*** Data for this task ***
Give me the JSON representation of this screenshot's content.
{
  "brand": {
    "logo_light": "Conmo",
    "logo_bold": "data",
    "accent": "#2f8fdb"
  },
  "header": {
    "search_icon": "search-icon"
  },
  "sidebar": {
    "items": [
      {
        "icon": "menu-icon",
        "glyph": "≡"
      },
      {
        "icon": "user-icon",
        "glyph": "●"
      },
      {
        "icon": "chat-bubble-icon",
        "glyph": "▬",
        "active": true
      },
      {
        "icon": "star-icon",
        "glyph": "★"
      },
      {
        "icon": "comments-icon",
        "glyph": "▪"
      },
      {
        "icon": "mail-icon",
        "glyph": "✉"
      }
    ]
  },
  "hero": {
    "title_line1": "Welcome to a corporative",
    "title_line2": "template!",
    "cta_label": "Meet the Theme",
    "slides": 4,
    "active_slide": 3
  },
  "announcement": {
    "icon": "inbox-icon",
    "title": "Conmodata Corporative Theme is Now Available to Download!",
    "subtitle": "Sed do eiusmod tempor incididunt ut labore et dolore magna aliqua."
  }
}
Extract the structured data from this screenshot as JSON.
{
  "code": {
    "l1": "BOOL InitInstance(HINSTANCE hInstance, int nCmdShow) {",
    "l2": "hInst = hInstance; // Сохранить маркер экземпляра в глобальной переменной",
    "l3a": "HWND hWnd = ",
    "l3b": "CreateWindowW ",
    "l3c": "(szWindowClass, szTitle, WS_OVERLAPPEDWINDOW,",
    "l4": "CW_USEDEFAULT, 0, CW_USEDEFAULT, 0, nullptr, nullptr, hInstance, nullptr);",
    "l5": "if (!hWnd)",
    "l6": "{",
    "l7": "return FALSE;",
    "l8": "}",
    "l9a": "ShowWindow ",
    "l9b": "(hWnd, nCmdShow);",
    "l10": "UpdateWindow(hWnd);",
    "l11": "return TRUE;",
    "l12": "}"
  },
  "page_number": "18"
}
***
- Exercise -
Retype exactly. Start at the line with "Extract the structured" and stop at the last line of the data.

- Response to the exercise -
Extract the structured data from this screenshot as JSON.
{
  "code": {
    "l1": "BOOL InitInstance(HINSTANCE hInstance, int nCmdShow) {",
    "l2": "hInst = hInstance; // Сохранить маркер экземпляра в глобальной переменной",
    "l3a": "HWND hWnd = ",
    "l3b": "CreateWindowW ",
    "l3c": "(szWindowClass, szTitle, WS_OVERLAPPEDWINDOW,",
    "l4": "CW_USEDEFAULT, 0, CW_USEDEFAULT, 0, nullptr, nullptr, hInstance, nullptr);",
    "l5": "if (!hWnd)",
    "l6": "{",
    "l7": "return FALSE;",
    "l8": "}",
    "l9a": "ShowWindow ",
    "l9b": "(hWnd, nCmdShow);",
    "l10": "UpdateWindow(hWnd);",
    "l11": "return TRUE;",
    "l12": "}"
  },
  "page_number": "18"
}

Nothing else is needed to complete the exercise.